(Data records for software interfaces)
***

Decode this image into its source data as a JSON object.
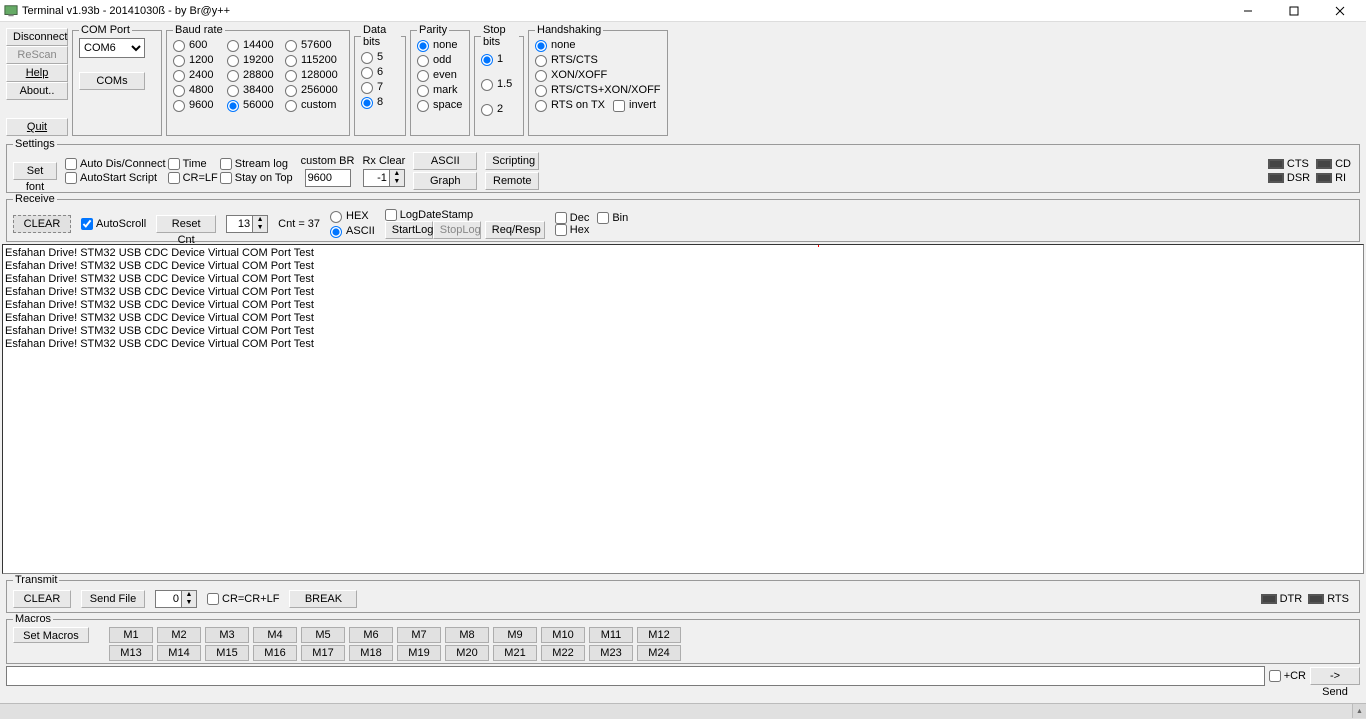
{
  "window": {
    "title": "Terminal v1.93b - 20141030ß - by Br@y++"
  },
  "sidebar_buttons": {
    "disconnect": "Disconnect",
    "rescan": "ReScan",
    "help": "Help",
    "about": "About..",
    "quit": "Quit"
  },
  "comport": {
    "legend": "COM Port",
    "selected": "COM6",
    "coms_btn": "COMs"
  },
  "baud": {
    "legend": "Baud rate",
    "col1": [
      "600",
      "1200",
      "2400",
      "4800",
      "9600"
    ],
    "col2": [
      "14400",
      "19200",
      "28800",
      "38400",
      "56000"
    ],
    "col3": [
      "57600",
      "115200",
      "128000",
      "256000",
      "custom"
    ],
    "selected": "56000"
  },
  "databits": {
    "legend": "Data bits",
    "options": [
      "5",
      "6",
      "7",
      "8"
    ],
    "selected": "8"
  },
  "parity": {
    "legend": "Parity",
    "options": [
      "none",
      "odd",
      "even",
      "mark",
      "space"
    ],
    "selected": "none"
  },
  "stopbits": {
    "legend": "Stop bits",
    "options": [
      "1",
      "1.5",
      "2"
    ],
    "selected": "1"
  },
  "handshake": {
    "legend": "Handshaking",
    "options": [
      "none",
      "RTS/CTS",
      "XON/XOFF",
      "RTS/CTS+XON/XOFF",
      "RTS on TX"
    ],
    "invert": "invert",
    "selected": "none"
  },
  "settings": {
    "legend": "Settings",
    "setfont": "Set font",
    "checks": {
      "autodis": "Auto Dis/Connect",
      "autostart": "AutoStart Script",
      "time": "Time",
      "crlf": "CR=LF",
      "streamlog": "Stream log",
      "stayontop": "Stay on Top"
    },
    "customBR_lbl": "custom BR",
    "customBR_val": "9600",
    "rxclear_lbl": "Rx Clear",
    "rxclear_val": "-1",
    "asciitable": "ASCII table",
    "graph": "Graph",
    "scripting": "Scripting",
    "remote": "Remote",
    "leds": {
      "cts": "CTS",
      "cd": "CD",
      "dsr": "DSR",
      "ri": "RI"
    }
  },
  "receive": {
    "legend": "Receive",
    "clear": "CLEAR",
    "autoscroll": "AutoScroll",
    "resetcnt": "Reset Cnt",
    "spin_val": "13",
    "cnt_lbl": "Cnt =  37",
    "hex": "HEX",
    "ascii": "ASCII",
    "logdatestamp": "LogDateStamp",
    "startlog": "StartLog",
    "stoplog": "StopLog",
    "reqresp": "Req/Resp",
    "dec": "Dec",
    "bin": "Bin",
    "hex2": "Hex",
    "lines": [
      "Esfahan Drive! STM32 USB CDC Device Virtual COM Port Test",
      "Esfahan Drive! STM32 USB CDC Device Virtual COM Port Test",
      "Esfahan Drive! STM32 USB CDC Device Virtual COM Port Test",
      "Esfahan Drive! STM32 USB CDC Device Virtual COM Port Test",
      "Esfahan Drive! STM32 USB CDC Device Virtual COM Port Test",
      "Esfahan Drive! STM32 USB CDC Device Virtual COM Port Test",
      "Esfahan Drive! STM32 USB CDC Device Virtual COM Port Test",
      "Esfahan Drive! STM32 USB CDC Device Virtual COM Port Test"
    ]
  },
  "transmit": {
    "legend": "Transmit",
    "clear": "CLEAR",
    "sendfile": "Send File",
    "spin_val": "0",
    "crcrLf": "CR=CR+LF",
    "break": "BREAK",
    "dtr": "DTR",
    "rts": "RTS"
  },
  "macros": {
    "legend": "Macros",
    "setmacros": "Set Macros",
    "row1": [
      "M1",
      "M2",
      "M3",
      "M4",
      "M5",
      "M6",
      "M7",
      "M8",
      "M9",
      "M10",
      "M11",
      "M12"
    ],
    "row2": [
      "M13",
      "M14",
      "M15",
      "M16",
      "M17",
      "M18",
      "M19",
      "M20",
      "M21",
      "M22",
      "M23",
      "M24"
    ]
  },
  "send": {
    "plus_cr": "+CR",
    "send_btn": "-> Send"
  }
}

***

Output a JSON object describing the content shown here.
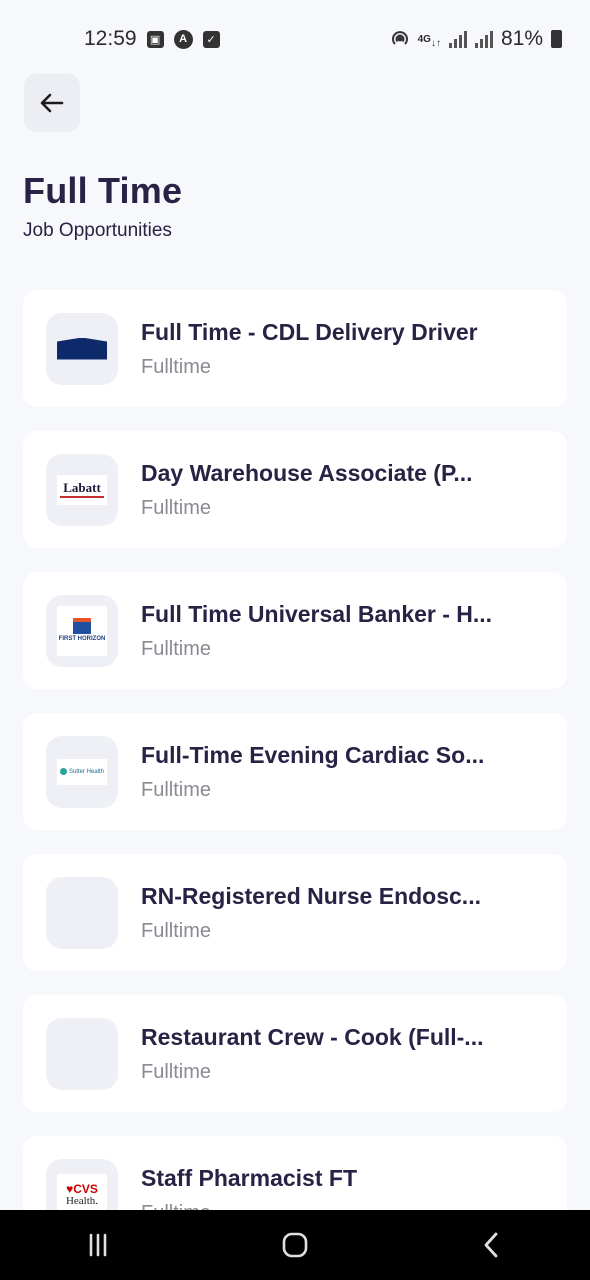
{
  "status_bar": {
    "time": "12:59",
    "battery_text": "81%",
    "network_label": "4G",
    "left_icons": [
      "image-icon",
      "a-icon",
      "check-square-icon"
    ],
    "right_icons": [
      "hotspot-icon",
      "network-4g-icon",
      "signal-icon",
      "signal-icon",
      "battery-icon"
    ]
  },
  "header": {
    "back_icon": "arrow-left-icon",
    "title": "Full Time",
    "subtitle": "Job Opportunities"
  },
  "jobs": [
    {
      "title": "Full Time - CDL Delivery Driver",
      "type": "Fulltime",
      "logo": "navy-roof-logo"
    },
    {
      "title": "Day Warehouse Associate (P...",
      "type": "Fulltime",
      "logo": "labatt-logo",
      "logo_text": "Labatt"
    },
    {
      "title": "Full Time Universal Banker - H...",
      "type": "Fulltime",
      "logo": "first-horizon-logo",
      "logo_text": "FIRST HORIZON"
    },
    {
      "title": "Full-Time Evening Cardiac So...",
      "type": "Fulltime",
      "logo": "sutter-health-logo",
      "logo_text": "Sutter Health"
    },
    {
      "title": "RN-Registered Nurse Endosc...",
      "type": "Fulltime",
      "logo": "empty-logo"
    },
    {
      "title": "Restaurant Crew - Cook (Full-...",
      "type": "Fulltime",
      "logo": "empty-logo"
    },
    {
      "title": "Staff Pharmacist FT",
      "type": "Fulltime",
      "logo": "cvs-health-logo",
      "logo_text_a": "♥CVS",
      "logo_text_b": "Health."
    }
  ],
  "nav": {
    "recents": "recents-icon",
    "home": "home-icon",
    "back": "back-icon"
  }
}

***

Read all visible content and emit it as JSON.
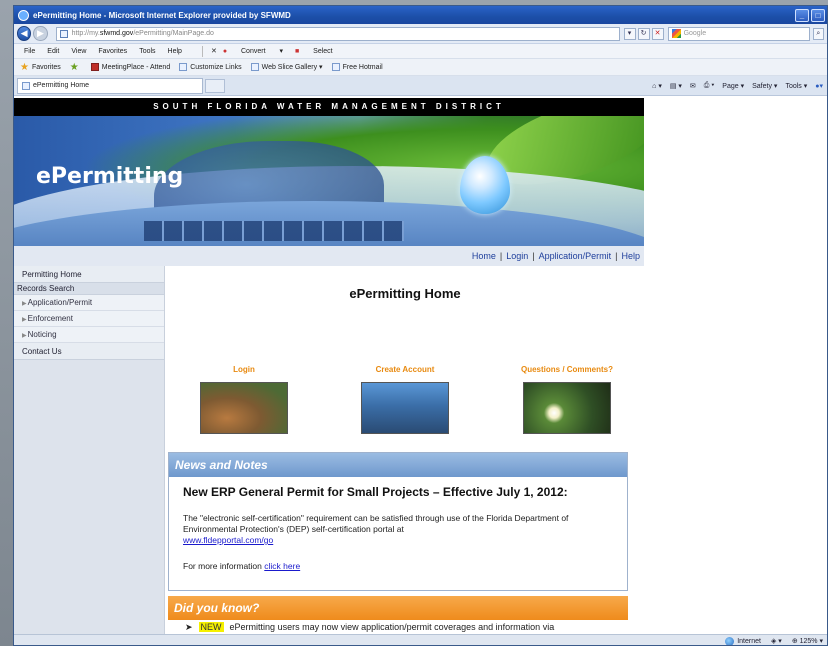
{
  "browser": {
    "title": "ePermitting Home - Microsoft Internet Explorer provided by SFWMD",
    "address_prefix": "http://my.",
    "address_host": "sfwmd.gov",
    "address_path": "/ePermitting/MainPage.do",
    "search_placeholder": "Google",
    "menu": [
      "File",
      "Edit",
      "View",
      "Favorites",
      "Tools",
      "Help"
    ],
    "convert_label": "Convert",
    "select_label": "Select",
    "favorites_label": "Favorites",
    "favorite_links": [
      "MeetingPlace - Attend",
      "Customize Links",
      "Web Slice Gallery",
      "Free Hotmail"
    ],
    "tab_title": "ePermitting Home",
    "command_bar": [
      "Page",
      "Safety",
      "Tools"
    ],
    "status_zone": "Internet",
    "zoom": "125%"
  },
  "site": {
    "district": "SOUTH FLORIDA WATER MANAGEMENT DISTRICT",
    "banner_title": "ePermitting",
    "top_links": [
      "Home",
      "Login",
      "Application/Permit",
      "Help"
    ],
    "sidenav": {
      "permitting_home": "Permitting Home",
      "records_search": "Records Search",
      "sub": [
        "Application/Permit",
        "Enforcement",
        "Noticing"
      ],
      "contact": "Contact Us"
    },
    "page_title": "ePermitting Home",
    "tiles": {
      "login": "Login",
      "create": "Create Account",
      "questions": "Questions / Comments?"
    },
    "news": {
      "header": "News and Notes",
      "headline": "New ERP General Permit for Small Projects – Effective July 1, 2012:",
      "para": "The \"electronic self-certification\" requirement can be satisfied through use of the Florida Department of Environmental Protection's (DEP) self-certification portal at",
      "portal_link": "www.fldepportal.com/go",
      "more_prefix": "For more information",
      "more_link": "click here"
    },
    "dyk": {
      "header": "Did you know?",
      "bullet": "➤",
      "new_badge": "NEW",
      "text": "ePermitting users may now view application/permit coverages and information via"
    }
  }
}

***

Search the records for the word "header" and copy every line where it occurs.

### Output for this exercise:
  "header": {
      "header": "News and Notes",
      "header": "Did you know?",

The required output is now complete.